Over 1,000 people are thought to have been killed in the latest earthquake to hit Afghanistan. Humanitarian aid agencies are scrambling to help the affected villages. But the realities of Taliban rule are starting to have an impact on the ground, as relations between the authorities and NGOs fray.
Two earthquakes struck Afghanistan’s western province of Herat on October 7 and a third on October 11. Zindajan district, 50km west of Herat, was the worst affected area. It is a rural area of scattered hamlets, where most people live in traditional single-storey mud-brick structures. In villages near the epicentre, the damage was total. Mud structures simply collapsed on their occupants. As the October 7 quakes occurred late in the morning, the victims were mainly women and children, who were indoors. Men working in the fields were spared.
Over 1,000 people died under the falling masonry. More than twice this number were injured or were trapped and had to be dug out and the UN estimates that 12,000 people have been affected. There is a regional tradition of mud domed construction (gombad) which, when well-constructed, is considered to be earthquake resistant. However, many contemporary village houses employ heavy wooden, or indeed concrete, beams to support the roof, especially if they have added an upper storey. Many casualties were probably caught under these beams.
Responders were struck by the intensity of the destruction and the sight of Zindajan villages with barely a single home left standing. About twice as many have been killed as died in the earthquake in Paktika province last year.
Afghanistan’s legacy of decades of conflict and natural disasters means that humanitarian aid agencies, the private sector and even the Taliban authorities are grimly familiar with disaster response. Deputy Prime Minister Mullah Baradar visited the affected area on October 8 and promised to help rebuild houses and pledged cash assistance. The Taliban inherited a functional government infrastructure and so their officials from the Disasters Department showed up to survey the area and coordinate.
Businesses active in Herat, including the Azizi Bank, pledged cash and material assistance to the survivors. Humanitarian organisations already active in Afghanistan, including UN agencies, the EU’s humanitarian wing ECHO, the Red Cross and Red Crescent societies and NGOs deployed personnel and provided essential medical supplies to hospitals overstretched by the influx of injured.
They have delivered tents and non-food items for those who have lost their houses. And they have distributed food and cash, to help people survive until they can go back to work and restart their lives.
The hunger emergency
While the Herat earthquakes have brought suffering to those directly affected, the survivors join the much larger numbers of Afghans already struggling to survive in a broader humanitarian crisis. The UN has estimated that over 15 million are affected by the hunger emergency caused by drought and an economic collapse.
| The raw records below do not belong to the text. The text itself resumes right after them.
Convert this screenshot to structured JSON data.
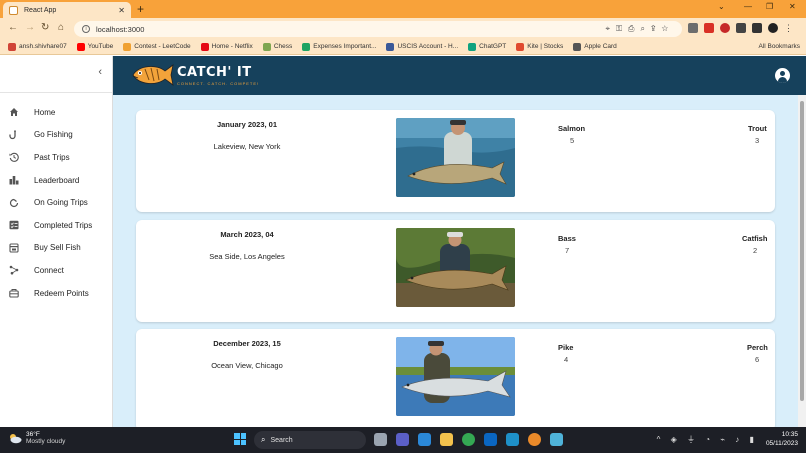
{
  "browser": {
    "tab_title": "React App",
    "url": "localhost:3000",
    "bookmarks": [
      {
        "label": "ansh.shivhare07",
        "color": "#d04437"
      },
      {
        "label": "YouTube",
        "color": "#ff0000"
      },
      {
        "label": "Contest - LeetCode",
        "color": "#f0a030"
      },
      {
        "label": "Home - Netflix",
        "color": "#e50914"
      },
      {
        "label": "Chess",
        "color": "#7fa650"
      },
      {
        "label": "Expenses Important...",
        "color": "#1fa463"
      },
      {
        "label": "USCIS Account - H...",
        "color": "#3b5998"
      },
      {
        "label": "ChatGPT",
        "color": "#10a37f"
      },
      {
        "label": "Kite | Stocks",
        "color": "#e04a2f"
      },
      {
        "label": "Apple Card",
        "color": "#555555"
      }
    ],
    "all_bookmarks": "All Bookmarks"
  },
  "app": {
    "brand": "CATCH' IT",
    "tagline": "CONNECT. CATCH. COMPETE!",
    "nav": [
      {
        "label": "Home",
        "icon": "home-icon"
      },
      {
        "label": "Go Fishing",
        "icon": "fishing-hook-icon"
      },
      {
        "label": "Past Trips",
        "icon": "history-icon"
      },
      {
        "label": "Leaderboard",
        "icon": "leaderboard-icon"
      },
      {
        "label": "On Going Trips",
        "icon": "ongoing-icon"
      },
      {
        "label": "Completed Trips",
        "icon": "checklist-icon"
      },
      {
        "label": "Buy Sell Fish",
        "icon": "store-icon"
      },
      {
        "label": "Connect",
        "icon": "connect-icon"
      },
      {
        "label": "Redeem Points",
        "icon": "redeem-icon"
      }
    ],
    "trips": [
      {
        "date": "January 2023, 01",
        "location": "Lakeview, New York",
        "catches": [
          {
            "fish": "Salmon",
            "count": "5"
          },
          {
            "fish": "Trout",
            "count": "3"
          }
        ]
      },
      {
        "date": "March 2023, 04",
        "location": "Sea Side, Los Angeles",
        "catches": [
          {
            "fish": "Bass",
            "count": "7"
          },
          {
            "fish": "Catfish",
            "count": "2"
          }
        ]
      },
      {
        "date": "December 2023, 15",
        "location": "Ocean View, Chicago",
        "catches": [
          {
            "fish": "Pike",
            "count": "4"
          },
          {
            "fish": "Perch",
            "count": "6"
          }
        ]
      }
    ]
  },
  "taskbar": {
    "temperature": "36°F",
    "condition": "Mostly cloudy",
    "search_label": "Search",
    "time": "10:35",
    "date": "05/11/2023"
  },
  "colors": {
    "appbar": "#16415c",
    "content_bg": "#d9eefa",
    "browser_accent": "#f8a23a"
  }
}
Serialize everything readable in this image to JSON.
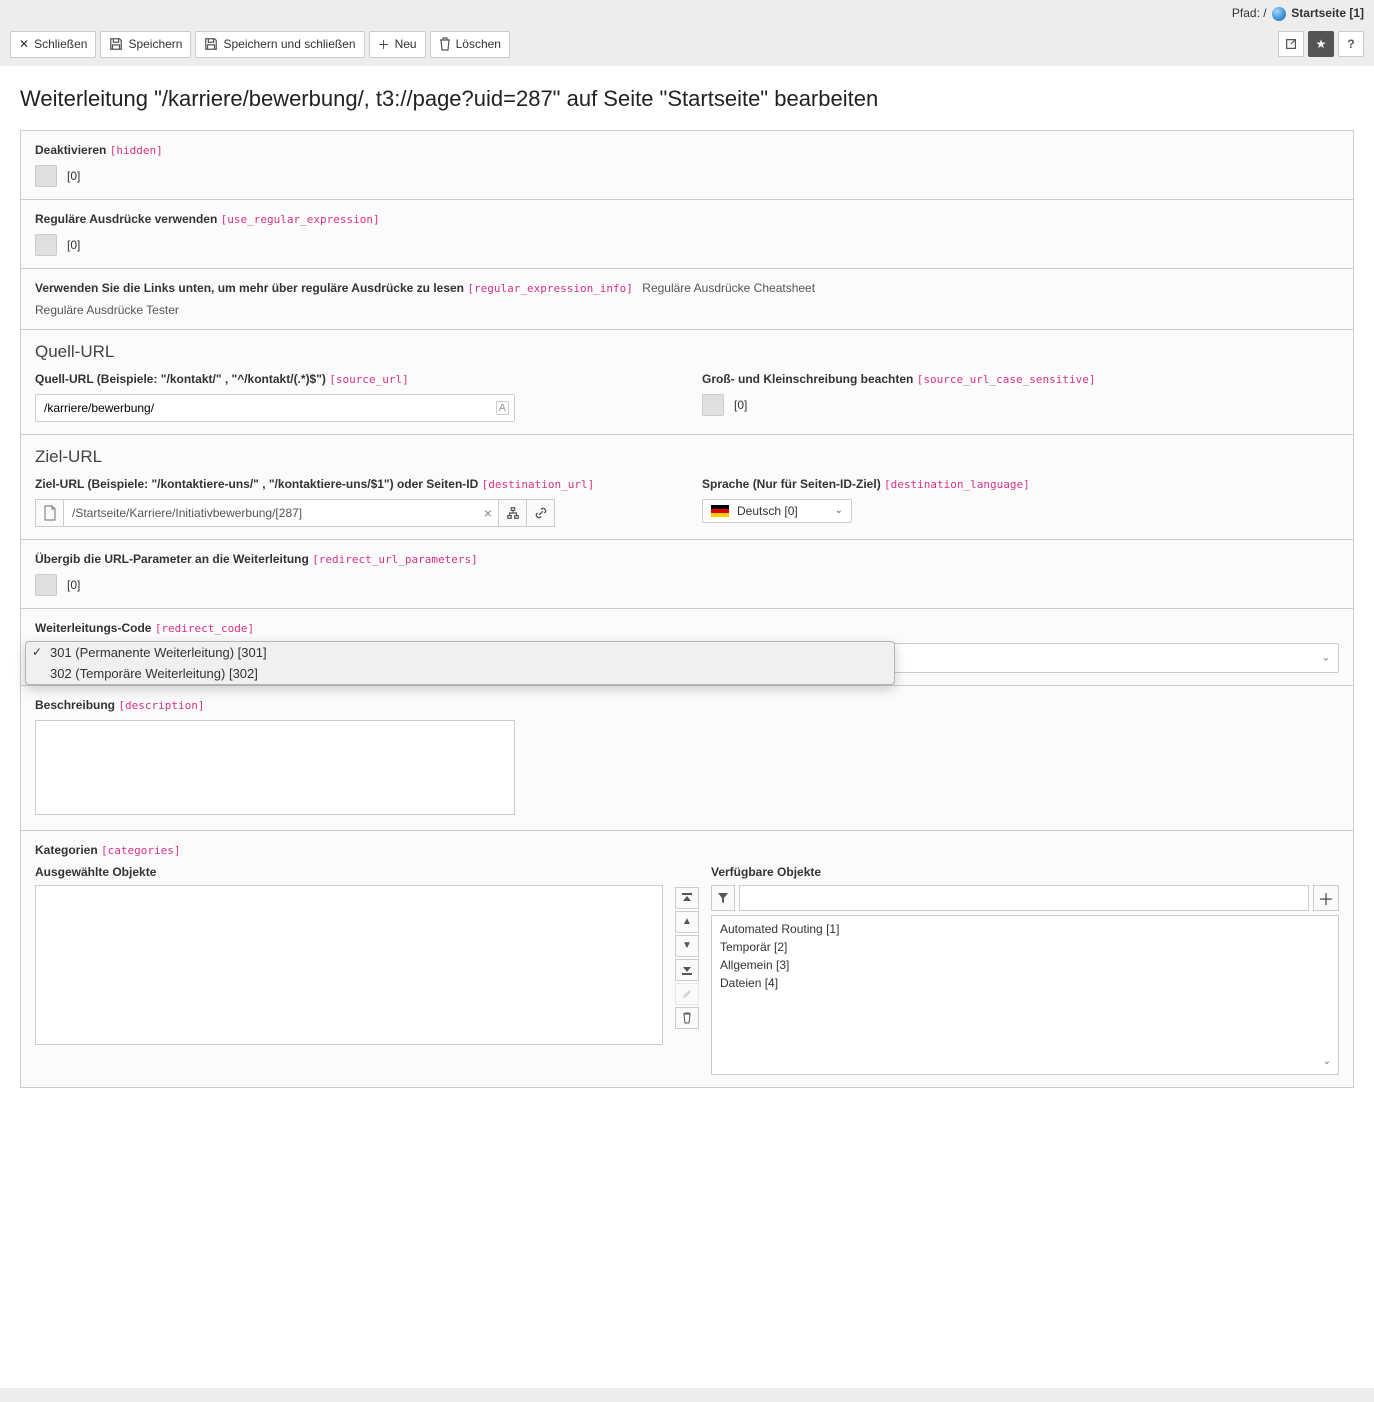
{
  "path": {
    "label": "Pfad:",
    "sep": "/",
    "start": "Startseite [1]"
  },
  "toolbar": {
    "close": "Schließen",
    "save": "Speichern",
    "saveClose": "Speichern und schließen",
    "new": "Neu",
    "delete": "Löschen"
  },
  "title": "Weiterleitung \"/karriere/bewerbung/, t3://page?uid=287\" auf Seite \"Startseite\" bearbeiten",
  "fields": {
    "deactivate": {
      "label": "Deaktivieren",
      "tech": "[hidden]",
      "val": "[0]"
    },
    "regex": {
      "label": "Reguläre Ausdrücke verwenden",
      "tech": "[use_regular_expression]",
      "val": "[0]"
    },
    "regexInfo": {
      "label": "Verwenden Sie die Links unten, um mehr über reguläre Ausdrücke zu lesen",
      "tech": "[regular_expression_info]",
      "link1": "Reguläre Ausdrücke Cheatsheet",
      "link2": "Reguläre Ausdrücke Tester"
    },
    "sourceSection": "Quell-URL",
    "source": {
      "label": "Quell-URL (Beispiele: \"/kontakt/\" , \"^/kontakt/(.*)$\")",
      "tech": "[source_url]",
      "val": "/karriere/bewerbung/"
    },
    "caseSensitive": {
      "label": "Groß- und Kleinschreibung beachten",
      "tech": "[source_url_case_sensitive]",
      "val": "[0]"
    },
    "destSection": "Ziel-URL",
    "dest": {
      "label": "Ziel-URL (Beispiele: \"/kontaktiere-uns/\" , \"/kontaktiere-uns/$1\") oder Seiten-ID",
      "tech": "[destination_url]",
      "val": "/Startseite/Karriere/Initiativbewerbung/[287]"
    },
    "lang": {
      "label": "Sprache (Nur für Seiten-ID-Ziel)",
      "tech": "[destination_language]",
      "val": "Deutsch [0]"
    },
    "passParams": {
      "label": "Übergib die URL-Parameter an die Weiterleitung",
      "tech": "[redirect_url_parameters]",
      "val": "[0]"
    },
    "code": {
      "label": "Weiterleitungs-Code",
      "tech": "[redirect_code]",
      "opt1": "301 (Permanente Weiterleitung) [301]",
      "opt2": "302 (Temporäre Weiterleitung) [302]"
    },
    "desc": {
      "label": "Beschreibung",
      "tech": "[description]"
    },
    "cat": {
      "label": "Kategorien",
      "tech": "[categories]",
      "selectedLabel": "Ausgewählte Objekte",
      "availableLabel": "Verfügbare Objekte",
      "items": {
        "i1": "Automated Routing [1]",
        "i2": "Temporär [2]",
        "i3": "Allgemein [3]",
        "i4": "Dateien [4]"
      }
    }
  }
}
Meanwhile, Pakistan has threatened to expel 1.7 million undocumented Afghan migrants and Iran regularly deports thousands of Afghans which it says have entered the country illegally or overstayed.
Grim as the situation may be today in the Herat hospitals and flattened villages, the aid agencies on the ground have the capacity to respond to Heratis’ immediate needs and appeal for resources to prepare for winter. But responding to the collapse of livelihoods, hunger and mass migration is even more daunting, given the scale of the problem and difficulties inherent in working in Taliban-run Afghanistan.
On the positive side, the earthquake response illustrates that, when both sides are on board, the Taliban and humanitarian agencies can operate alongside each other to deliver for the population. The fact that Taliban leaders are subject to UN sanctions does not prevent pragmatic engagement and coordination on the ground. International agencies meet with Taliban officials of relevant departments such as Public Health. But they avoid handing over aid money to them, instead relying on their own operations and NGOs to deliver resources.
The fact is relations between the Taliban authorities and humanitarian organisations have become strained. The Taliban increasingly demand a say in how aid is delivered and to whom. Agencies have experienced a shrinking of “humanitarian space” (the freedom to operate independently according to agreed principles) leading donors to question whether their resources will reach the most vulnerable Afghans. Donor commitments to humanitarian operations in Afghanistan are sharply down on last year.
Donor fatigue has probably been exacerbated by both Taliban interference and their persistent opposition to universal norms by restricting girls’ education and women’s employment.
Taliban policies and governance style also directly contribute to the problem by hurting the economy. The World Bank’s latest assessment warns of “economic uncertainty”.
Initial Taliban performance, in funding a national budget, without external support, was impressive. But now the Taliban’s aggressive tax collection is depressing demand. And in a replay of the “guns v butter” problem, the Taliban are channelling resources to their security forces leaving little for the civilian population.
Meanwhile, the World Bank estimates that more than half the population is in extreme poverty. Continued drought and another poor harvest are compounding the problem of hunger. Climate change vulnerability makes the longer-term outlook even more bleak.
All this drives thousands of Afghans to migrate, dodging border controls and taking their chances in the Iranian labour market or trying to head further west. An inflexible Afghan administration which is isolated at home and internationally is ill-prepared to cope with these burgeoning humanitarian challenges.